“Jonathan Balcombe is a rare being, a scientist who has escaped the narrow orthodoxies of institutional science, an intelligent human being who is more than ready to recognize intelligences of other kinds, an intuitive and empathetic observer who nevertheless does not abandon the highest standards of intellectual inquiry.”— from the foreword by J. M. Coetzee, winner of the Nobel Prize for Literature and author of Disgrace
“If you care at all about animals, this book is a must-read. Balcombe’s previous book has already become a classic, and this one will astonish and fascinate you, and will leave you a wiser and more compassionate person. I wish I could have read this book twenty years ago. It would have changed my life. Maybe it will change yours.”—Jeffrey Masson, co-author of When Elephants Weep
“Alive with gems, both blunt and persuasive, Second Nature will topple any illusion that we humans are the king of the species hill. … Dr. Balcombe’s well-researched book makes the case that we are all important players in the great orchestra of life and that when humans stop looking down on all the other musicians just because their instrument isn’t the same one we play, the result will be sweet music indeed.” – Ingrid Newkirk, President and Founder, PETA
“Second Nature's rich treatment of animal awareness, cognition, emotion, and perception, and virtue provides the foundation for Balcombe's powerful core argument — that we humans can do better, that we must do better, by the other inhabitants of Planet Earth.”—Wayne Pacelle, CEO, The Humane Society of the United States
“Although my entire career is devoted to advancing animal welfare, I learned much from this book I had not known and even more importantly, was sufficiently touched to thoroughly invigorate and reinforce my commitment to working for animals.”—Bernard Rollin, Professor of Animal Science, Colorado State University
“The book was so interesting and accessible that I almost felt guilty reading it at work.
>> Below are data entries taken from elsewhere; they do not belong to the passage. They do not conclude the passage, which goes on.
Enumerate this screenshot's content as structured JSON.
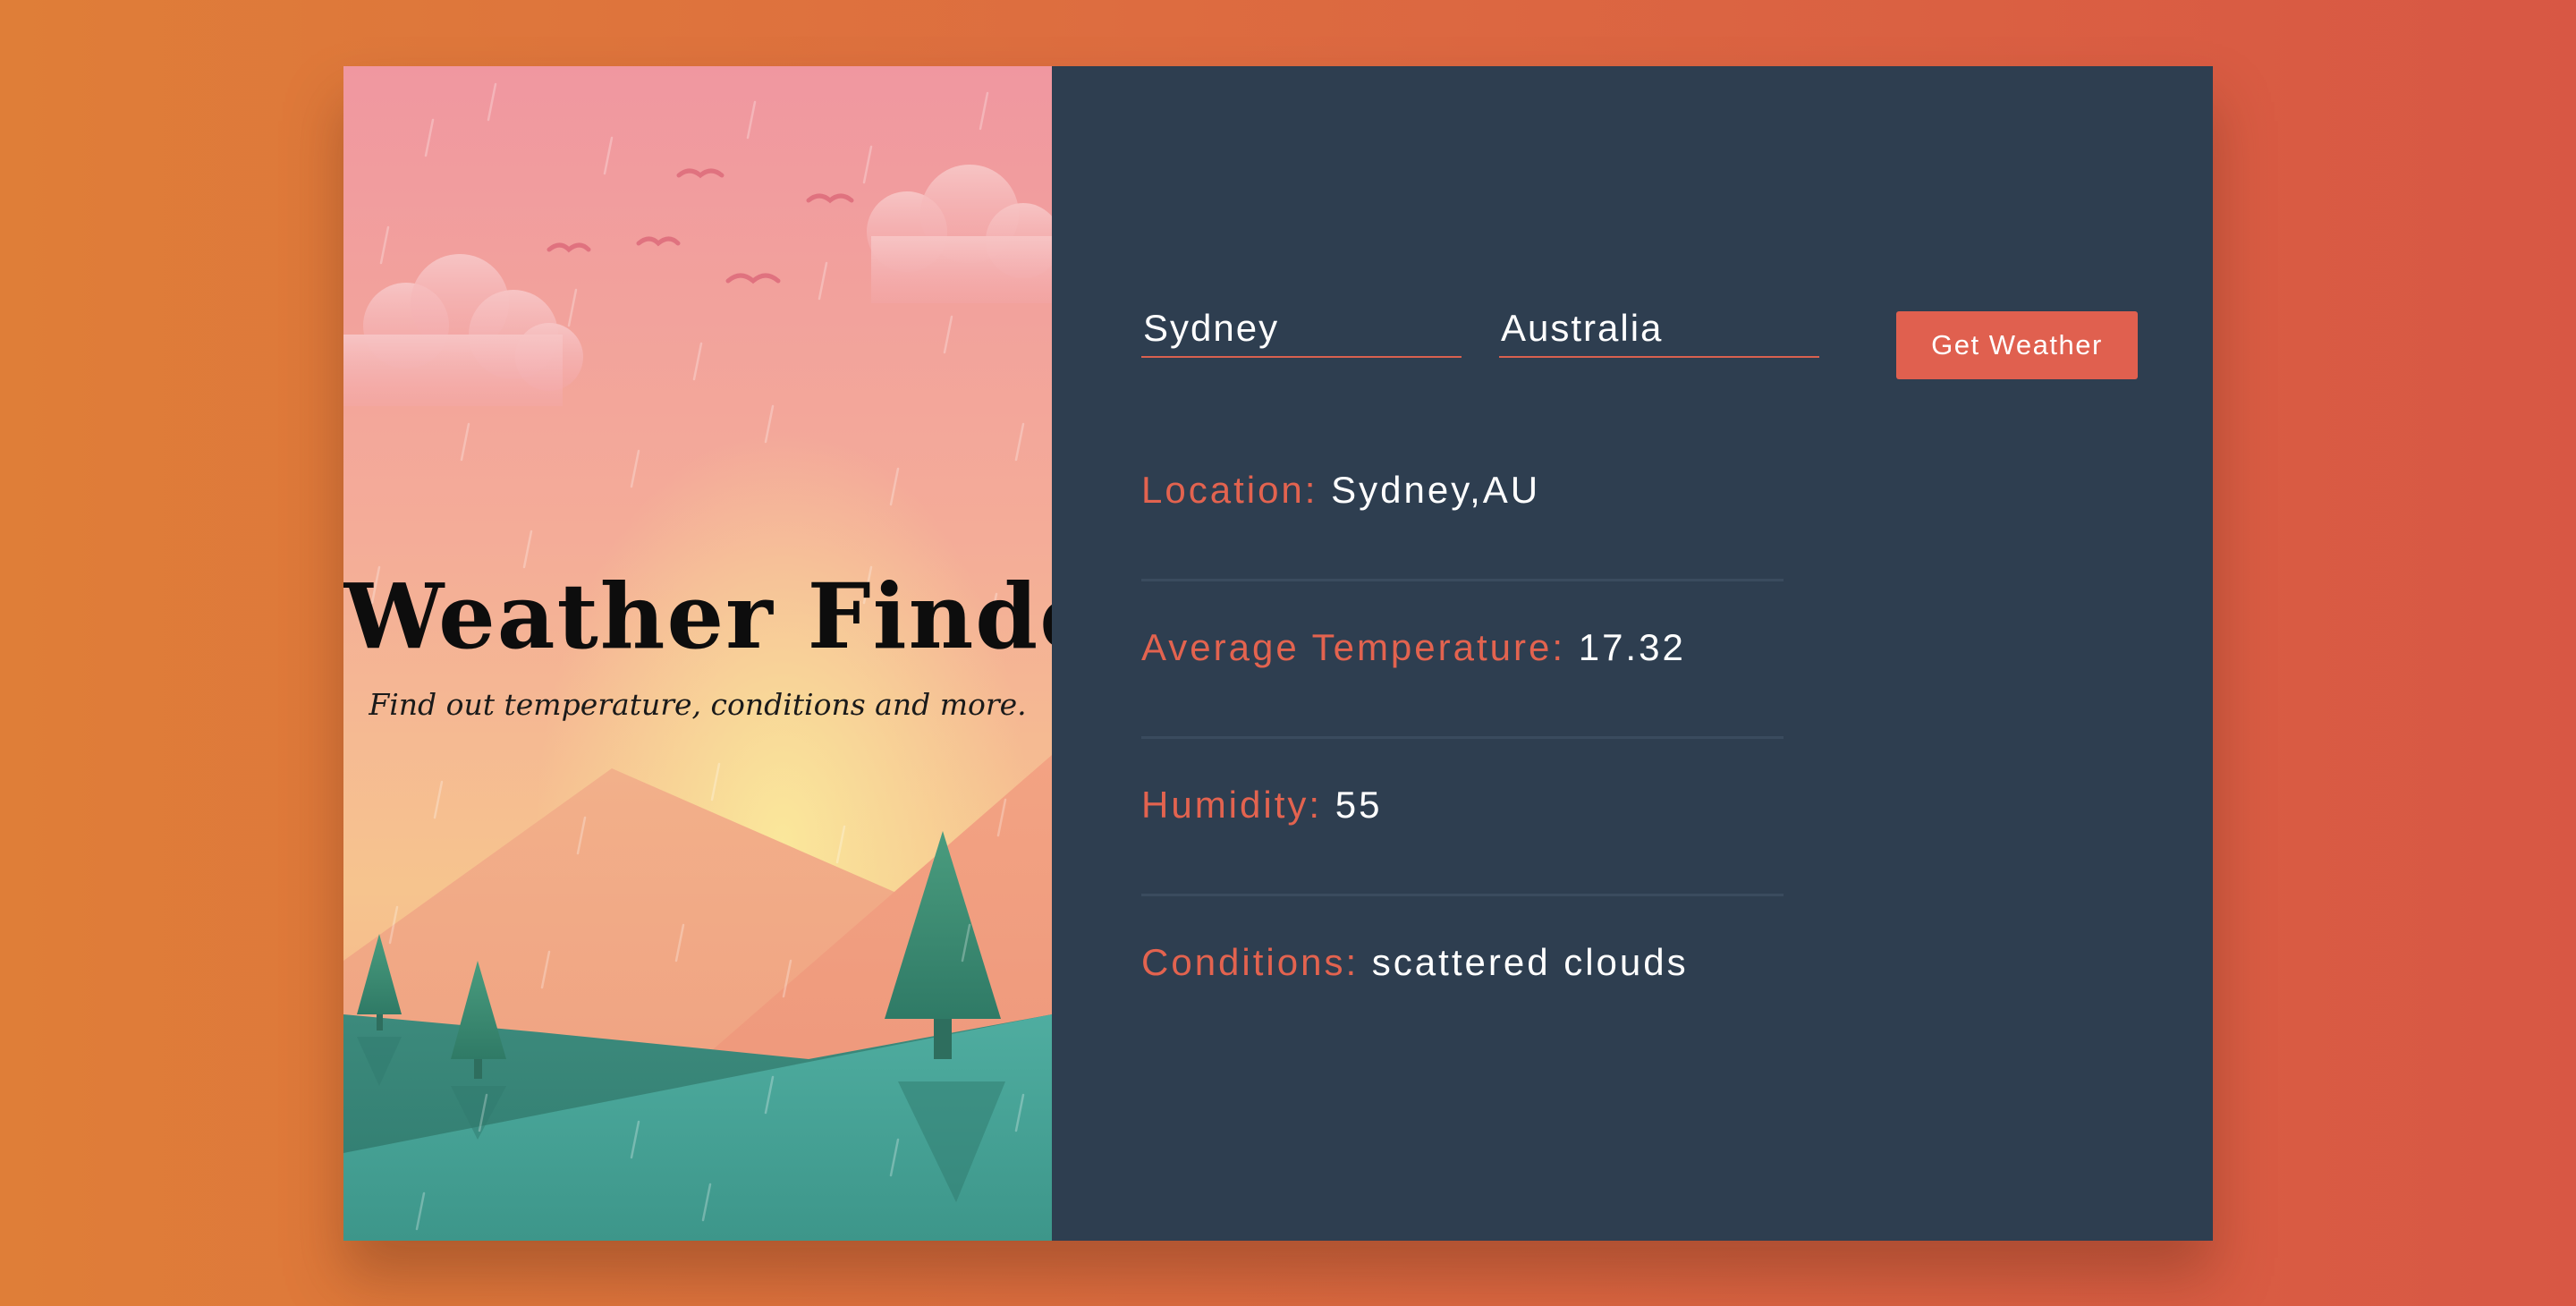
{
  "hero": {
    "title": "Weather Finder",
    "subtitle": "Find out temperature, conditions and more."
  },
  "form": {
    "city_value": "Sydney",
    "country_value": "Australia",
    "submit_label": "Get Weather"
  },
  "results": [
    {
      "key": "Location:",
      "value": "Sydney,AU"
    },
    {
      "key": "Average Temperature:",
      "value": "17.32"
    },
    {
      "key": "Humidity:",
      "value": "55"
    },
    {
      "key": "Conditions:",
      "value": "scattered clouds"
    }
  ],
  "colors": {
    "accent": "#e0604f",
    "panel_bg": "#2e3e50",
    "page_bg_start": "#df7e38",
    "page_bg_end": "#d85744",
    "sky_top": "#f097a0",
    "sun_glow": "#f9e096",
    "hills": "#3f9a90",
    "trees": "#3c8a70"
  }
}
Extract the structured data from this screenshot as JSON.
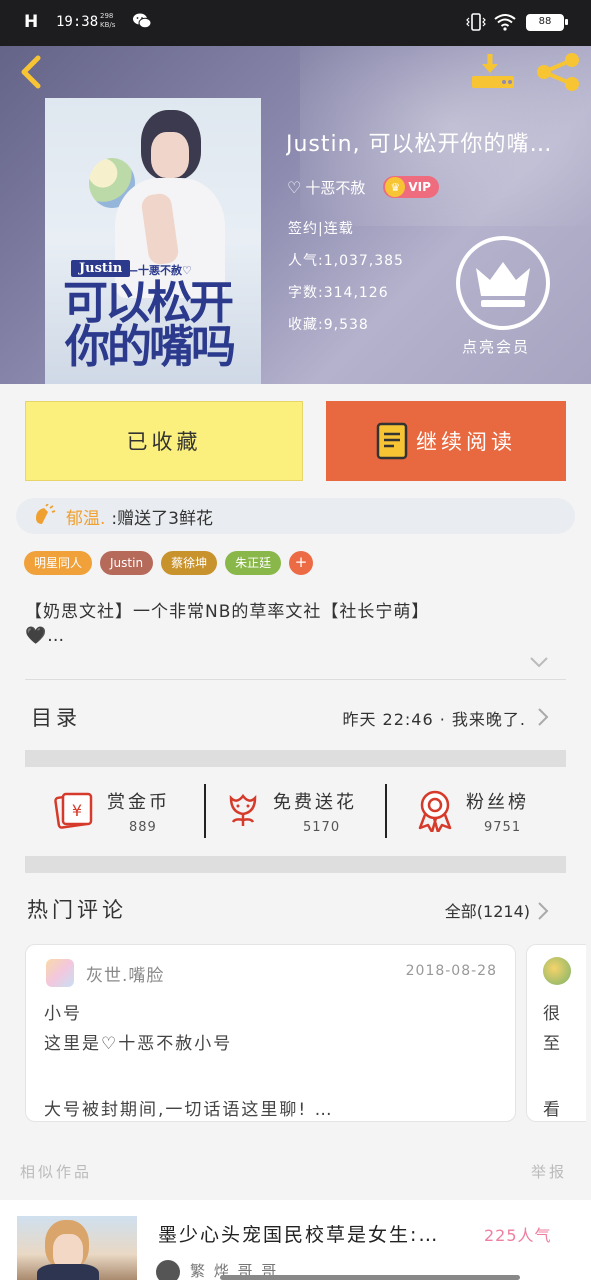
{
  "status_bar": {
    "signal": "H",
    "time": "19:38",
    "net_speed": "298",
    "net_unit": "KB/s",
    "battery": "88",
    "icons": [
      "wechat-icon",
      "vibrate-icon",
      "wifi-icon",
      "battery-icon"
    ]
  },
  "header": {
    "back_icon": "chevron-left-icon",
    "download_icon": "download-icon",
    "share_icon": "share-icon",
    "icon_color": "#f7c534"
  },
  "cover": {
    "tag": "Justin",
    "author_line": "—十悪不赦♡",
    "title_line1": "可以松开",
    "title_line2": "你的嘴吗"
  },
  "book": {
    "title": "Justin, 可以松开你的嘴…",
    "author": "十恶不赦",
    "vip_label": "VIP",
    "status": "签约|连载",
    "popularity": "人气:1,037,385",
    "word_count": "字数:314,126",
    "favorites": "收藏:9,538",
    "vip_action": "点亮会员"
  },
  "actions": {
    "collect_label": "已收藏",
    "read_label": "继续阅读",
    "collect_color": "#fbf07d",
    "read_color": "#e8683f"
  },
  "gift": {
    "user": "郁温.",
    "text": ":赠送了3鲜花"
  },
  "tags": [
    {
      "label": "明星同人",
      "color": "#f0a13a"
    },
    {
      "label": "Justin",
      "color": "#b56a5a"
    },
    {
      "label": "蔡徐坤",
      "color": "#c8922c"
    },
    {
      "label": "朱正廷",
      "color": "#89b74a"
    }
  ],
  "tag_add": "+",
  "intro": {
    "line1": "【奶思文社】一个非常NB的草率文社【社长宁萌】",
    "line2": "🖤…"
  },
  "toc": {
    "label": "目录",
    "latest": "昨天 22:46 · 我来晚了."
  },
  "stats": [
    {
      "label": "赏金币",
      "value": "889",
      "icon": "red-envelope-icon"
    },
    {
      "label": "免费送花",
      "value": "5170",
      "icon": "flower-icon"
    },
    {
      "label": "粉丝榜",
      "value": "9751",
      "icon": "medal-icon"
    }
  ],
  "comments": {
    "title": "热门评论",
    "all_label": "全部(1214)",
    "items": [
      {
        "user": "灰世.嘴脸",
        "date": "2018-08-28",
        "line1": "小号",
        "line2": "这里是♡十恶不赦小号",
        "line3": "大号被封期间,一切话语这里聊! …"
      }
    ],
    "peek": {
      "line1": "很",
      "line2": "至",
      "line3": "看"
    }
  },
  "similar": {
    "label": "相似作品",
    "report_label": "举报",
    "items": [
      {
        "title": "墨少心头宠国民校草是女生:…",
        "popularity": "225人气",
        "author": "繁 烨 哥 哥"
      }
    ]
  }
}
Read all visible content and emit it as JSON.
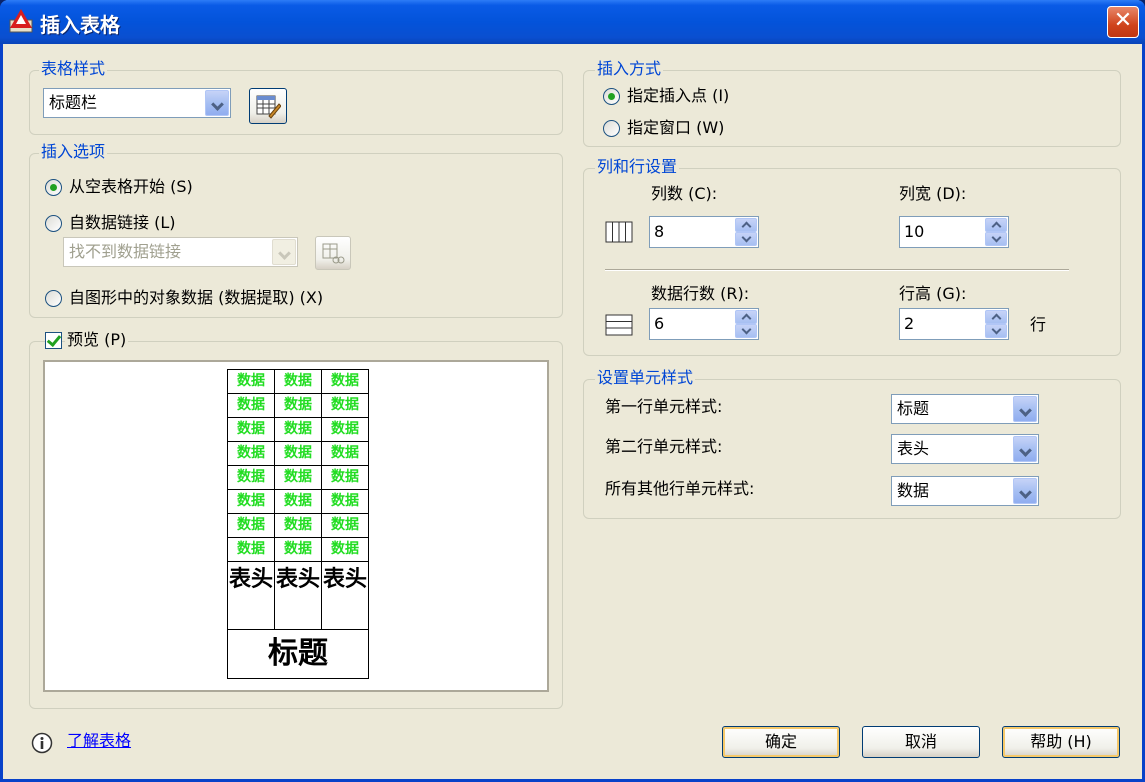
{
  "window": {
    "title": "插入表格",
    "close_label": "✕"
  },
  "table_style": {
    "legend": "表格样式",
    "selected": "标题栏"
  },
  "insert_options": {
    "legend": "插入选项",
    "from_empty": "从空表格开始 (S)",
    "from_data_link": "自数据链接 (L)",
    "data_link_value": "找不到数据链接",
    "from_object_data": "自图形中的对象数据 (数据提取) (X)"
  },
  "preview": {
    "label": "预览 (P)",
    "data_rows": [
      [
        "数据",
        "数据",
        "数据"
      ],
      [
        "数据",
        "数据",
        "数据"
      ],
      [
        "数据",
        "数据",
        "数据"
      ],
      [
        "数据",
        "数据",
        "数据"
      ],
      [
        "数据",
        "数据",
        "数据"
      ],
      [
        "数据",
        "数据",
        "数据"
      ],
      [
        "数据",
        "数据",
        "数据"
      ],
      [
        "数据",
        "数据",
        "数据"
      ]
    ],
    "header_row": [
      "表头",
      "表头",
      "表头"
    ],
    "title_row": "标题"
  },
  "insert_method": {
    "legend": "插入方式",
    "insert_point": "指定插入点 (I)",
    "window": "指定窗口 (W)"
  },
  "col_row_settings": {
    "legend": "列和行设置",
    "columns_label": "列数 (C):",
    "columns_value": "8",
    "col_width_label": "列宽 (D):",
    "col_width_value": "10",
    "data_rows_label": "数据行数 (R):",
    "data_rows_value": "6",
    "row_height_label": "行高 (G):",
    "row_height_value": "2",
    "row_unit": "行"
  },
  "cell_styles": {
    "legend": "设置单元样式",
    "first_row_label": "第一行单元样式:",
    "first_row_value": "标题",
    "second_row_label": "第二行单元样式:",
    "second_row_value": "表头",
    "other_rows_label": "所有其他行单元样式:",
    "other_rows_value": "数据"
  },
  "footer": {
    "learn_link": "了解表格",
    "ok": "确定",
    "cancel": "取消",
    "help": "帮助 (H)"
  },
  "colors": {
    "legend": "#0046d5",
    "data_text": "#22dd22",
    "titlebar": "#0353da"
  },
  "icons": [
    "app-icon",
    "close-icon",
    "table-style-edit-icon",
    "data-link-manager-icon",
    "columns-icon",
    "rows-icon",
    "info-icon"
  ]
}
Dr. Balcombe provides entertaining anecdotes and objective research results that reveal the magnificent sentience of so many species that we often think of as operating on survival autopilot…I highly recommend this book.”—Population Connection
“This is a book with a five star theme and important message.”—Brian Clegg, author of The God Effect and Infinity
“Second Nature goes well beyond Pleasurable Kingdom in giving us an understanding of the complex ways in which animals perceive and react with other animals and the environment…If you are interested in natural history and animal consciousness issues, this book is a must-read.”—Peter Spendelow, Northwest Veg President
Praise for Pleasurable Kingdom:
Brisk, erudite and enormously entertaining — an excellent, approachable introduction to the basic issues in animal behaviour.
Entertaining examples of animal bliss — from drunken parrots to the caresses of fiddler crabs — bring a pleasure all their own.
This well-reasoned, engaging book argues that critters share our capacities for humor, empathy and aesthetic pleasure.
This entertaining and thought-provoking book is recommended for popular science collections.
Fascinating and often moving, this book emphasizes that animals — like us — truly have personalities, minds and emotions.
—Jane Goodall, Founder, the Jane Goodall Institute & UN Messenger of Peace
Superb — has set an agenda for future research. This book will change how we interact with other animal beings.
—Marc Bekoff in Trends in Ecology & Evolution
A well-argued thesis. —Scientific American
… lively, shrewd, well-argued … an admirable contribution.
—Mary Midgley, in Times Higher Education Supplement